Romney on Airplane Windows: Wife's Emergency Landing Sparks Controversial Comments

Presidential candidate Mitt Romney has been mocked by media outlets after being accused of suggesting that passengers should be capable of rolling down the windows of an airplane.

Last week a plane carrying Ann Romney was forced into an emergency landing after an electric fire filled the plane with smoke. Mitt Romney described the situation as dangerous because Ann had no place to go.

He made the statement to The Los Angeles Times while at a fundraising event.

"When you have a fire in an aircraft, there's no place to go, exactly, there's no- and you can't find any oxygen from outside the aircraft to get in the aircraft, because the windows don't open. I don't know why they don't do that. It's a real problem. So it's very dangerous," said the former governor.

Social media sites had fun with the candidate's statement, questioning whether Romney was suggesting that windows should roll down on a plane.

"I mean, wouldn't it be awesome to be able to crack the window when you're at 35,000 feet? You know, get a taste of that 500+ mile per hour breeze?" Jed Lewison said on the DailyKoS.

"It'd be like the mile-high club for Seamus, with the added benefit of asphyxiation induced by the low oxygen levels at cruising altitude-assuming that you manage to avoid having the plane rip apart due to the sudden loss of cabin pressure," Lewison added.
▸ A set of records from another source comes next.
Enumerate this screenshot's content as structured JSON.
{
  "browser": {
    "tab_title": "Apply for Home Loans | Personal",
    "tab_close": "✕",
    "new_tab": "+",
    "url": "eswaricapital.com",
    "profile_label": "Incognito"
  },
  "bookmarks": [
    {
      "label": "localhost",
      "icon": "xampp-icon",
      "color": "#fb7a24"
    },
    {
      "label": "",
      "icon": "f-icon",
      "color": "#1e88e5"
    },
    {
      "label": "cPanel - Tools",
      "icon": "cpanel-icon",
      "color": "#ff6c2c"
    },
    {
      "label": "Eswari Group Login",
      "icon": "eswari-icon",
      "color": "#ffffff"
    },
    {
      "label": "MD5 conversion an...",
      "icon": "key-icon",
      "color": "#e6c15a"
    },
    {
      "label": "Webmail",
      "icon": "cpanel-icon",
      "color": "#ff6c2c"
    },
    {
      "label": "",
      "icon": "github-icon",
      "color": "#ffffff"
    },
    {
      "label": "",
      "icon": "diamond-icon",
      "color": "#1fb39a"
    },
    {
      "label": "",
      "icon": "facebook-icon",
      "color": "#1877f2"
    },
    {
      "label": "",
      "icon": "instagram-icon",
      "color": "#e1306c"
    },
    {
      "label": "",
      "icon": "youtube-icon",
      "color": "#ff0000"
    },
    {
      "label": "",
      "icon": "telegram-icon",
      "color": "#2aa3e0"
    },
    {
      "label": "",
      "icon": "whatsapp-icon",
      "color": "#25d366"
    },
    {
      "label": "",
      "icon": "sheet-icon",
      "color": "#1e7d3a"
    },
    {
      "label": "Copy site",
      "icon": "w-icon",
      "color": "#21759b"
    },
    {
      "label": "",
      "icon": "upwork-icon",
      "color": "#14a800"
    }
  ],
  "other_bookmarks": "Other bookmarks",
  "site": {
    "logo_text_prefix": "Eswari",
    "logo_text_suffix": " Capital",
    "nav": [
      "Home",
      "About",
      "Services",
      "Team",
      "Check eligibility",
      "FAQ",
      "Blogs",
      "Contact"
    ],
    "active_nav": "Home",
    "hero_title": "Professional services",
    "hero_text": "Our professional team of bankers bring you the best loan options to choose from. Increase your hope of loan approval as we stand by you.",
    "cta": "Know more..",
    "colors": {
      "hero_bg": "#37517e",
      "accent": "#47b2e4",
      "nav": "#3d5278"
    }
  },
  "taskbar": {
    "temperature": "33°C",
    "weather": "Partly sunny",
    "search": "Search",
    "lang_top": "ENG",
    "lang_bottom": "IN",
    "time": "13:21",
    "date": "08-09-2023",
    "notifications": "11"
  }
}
Although Romney did not directly say airplane windows should be able to open, many of his critics have jumped on his comments as suggesting that's what he meant. Many internet were so surprised at the supposed comments that they even asked sites like the DailyKOS and Gawker if it was simply an attempt at satire.

"I so hope he was joking and I so hope either to see a clip where it is obvious or no clip at all so we can just accept their word for it when they come out and say he was joking," newfie commented on the KOS blog.

"This is NOT satire. Mitt Romney thinks airplane windows should roll down. No, really," Roger Ebert wrote on the LA Times blog.